A wide range of severity may be observed. The cleft line may be interrupted by soft (skin or mucosa) bridges, hard (bone) bridges, or both, corresponding to a diagnosis of an incomplete cleft. This occurs in unilateral and bilateral cleft lip and palate.

Cleft palate

Cleft palate (CP; see the images below) is etiologically and embryologically different from CL/P.

Examples of cleft palate. Examples of cleft palate.
Submucous cleft palate. Submucous cleft palate.

Several subtypes of CP can be diagnosed on the basis of severity. The uvula is the place where the minimal form of clefting of the palate is observed. (However, a relatively high prevalence of this anomaly in the general population suggests that a certain proportion may represent the very far end of a normal variability.) A more severe form is a cleft of the soft palate. A complete CP constitutes a cleft of the hard palate, soft palate, and cleft uvula. The clefting posterior to the incisive foramen is defined as a cleft of secondary palate (see the image below).

Examples of cleft palate. Examples of cleft palate.

In a significant proportion of patients, the cleft of the hard palate is covered by mucosa and continues through the soft palate, forming a so-called submucous CP. A submucous CP may occur in the hard palate only and continue to the open cleft of the soft palate, or it may occur as a submucous cleft of the soft palate with or without a notch into the hard palate. Careful clinical examination may reveal a blue triangle in continuation of the cleft of the soft palate, which represents a cleft of the bone palate underneath mucosa (see the image below).
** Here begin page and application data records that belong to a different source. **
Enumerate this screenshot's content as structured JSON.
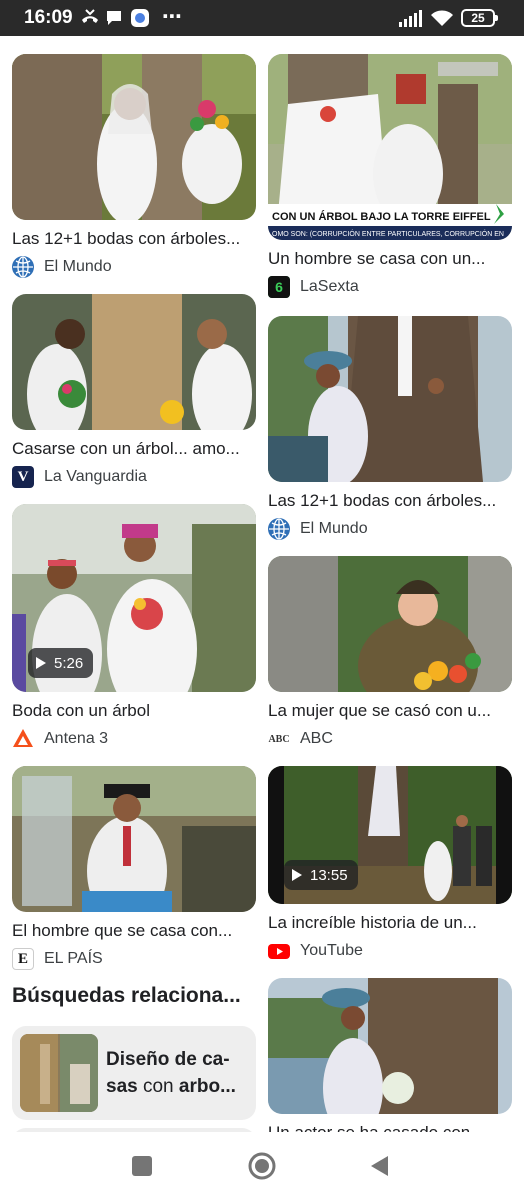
{
  "status_bar": {
    "time": "16:09",
    "overflow": "⋯",
    "battery": "25",
    "icons": [
      "missed-call-icon",
      "chat-bubble-icon",
      "app-notification-icon",
      "signal-icon",
      "wifi-icon",
      "battery-icon"
    ]
  },
  "results": [
    {
      "title": "Las 12+1 bodas con árboles...",
      "source": "El Mundo",
      "source_icon": "globe-icon",
      "duration": ""
    },
    {
      "title": "Un hombre se casa con un...",
      "source": "LaSexta",
      "source_icon": "lasexta-logo",
      "duration": "",
      "overlay_caption": "CON UN ÁRBOL BAJO LA TORRE EIFFEL",
      "overlay_ticker": "OMO SON: (CORRUPCIÓN ENTRE PARTICULARES, CORRUPCIÓN EN"
    },
    {
      "title": "Casarse con un árbol... amo...",
      "source": "La Vanguardia",
      "source_icon": "lavanguardia-logo",
      "source_letter": "V",
      "duration": ""
    },
    {
      "title": "Las 12+1 bodas con árboles...",
      "source": "El Mundo",
      "source_icon": "globe-icon",
      "duration": ""
    },
    {
      "title": "Boda con un árbol",
      "source": "Antena 3",
      "source_icon": "antena3-logo",
      "duration": "5:26"
    },
    {
      "title": "La mujer que se casó con u...",
      "source": "ABC",
      "source_icon": "abc-logo",
      "source_letter": "ABC",
      "duration": ""
    },
    {
      "title": "El hombre que se casa con...",
      "source": "EL PAÍS",
      "source_icon": "elpais-logo",
      "source_letter": "E",
      "duration": ""
    },
    {
      "title": "La increíble historia de un...",
      "source": "YouTube",
      "source_icon": "youtube-logo",
      "duration": "13:55"
    },
    {
      "title": "Un actor se ha casado con...",
      "source": "",
      "source_icon": "",
      "duration": ""
    }
  ],
  "related": {
    "heading": "Búsquedas relaciona...",
    "chip_text_bold1": "Diseño de ca-",
    "chip_text_bold2": "sas",
    "chip_text_normal": " con ",
    "chip_text_bold3": "arbo..."
  },
  "nav": {
    "buttons": [
      "recents-button",
      "home-button",
      "back-button"
    ]
  },
  "colors": {
    "status_bar_bg": "#2a2a2a",
    "lasexta_green": "#1a8f3c",
    "vanguardia_navy": "#16244f",
    "antena3_orange": "#f5501b",
    "youtube_red": "#ff0000",
    "elmundo_blue": "#2f6fb6",
    "chip_bg": "#eeeeee"
  }
}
Submucous cleft palate. Submucous cleft palate.

The palate cleft may take two distinguishable forms: a V shape, which is most common in isolated clefts, or a U shape, which is most common in Robin sequence (see Pierre Robin Malformation) and in syndromic clefts.
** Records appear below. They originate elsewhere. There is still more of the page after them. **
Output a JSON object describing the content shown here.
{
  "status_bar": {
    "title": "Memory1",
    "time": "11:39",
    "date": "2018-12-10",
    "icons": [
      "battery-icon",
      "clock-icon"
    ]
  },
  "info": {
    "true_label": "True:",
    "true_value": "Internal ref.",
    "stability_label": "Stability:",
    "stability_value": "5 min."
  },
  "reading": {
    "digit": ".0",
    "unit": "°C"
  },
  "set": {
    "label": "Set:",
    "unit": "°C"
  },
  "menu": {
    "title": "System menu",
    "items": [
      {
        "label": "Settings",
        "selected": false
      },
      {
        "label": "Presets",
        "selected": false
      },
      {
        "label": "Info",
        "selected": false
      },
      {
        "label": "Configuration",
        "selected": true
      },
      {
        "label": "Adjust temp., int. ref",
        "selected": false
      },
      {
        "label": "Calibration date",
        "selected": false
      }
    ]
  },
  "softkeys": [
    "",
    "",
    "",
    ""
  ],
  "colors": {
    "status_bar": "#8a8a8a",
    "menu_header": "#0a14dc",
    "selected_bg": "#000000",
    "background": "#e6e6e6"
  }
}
The CP posterior to the incisive foramen is defined as the cleft of the secondary palate. CL and cleft of the palate anterior to the incisive foramen (unilateral or bilateral) is defined as the cleft of primary palate (thus, in bilateral CL, premaxilla is separated from lateral palatal segments). The bifid uvula is a sign that adenoidectomy may result in hypernasal speech if a complete adenoidectomy is done.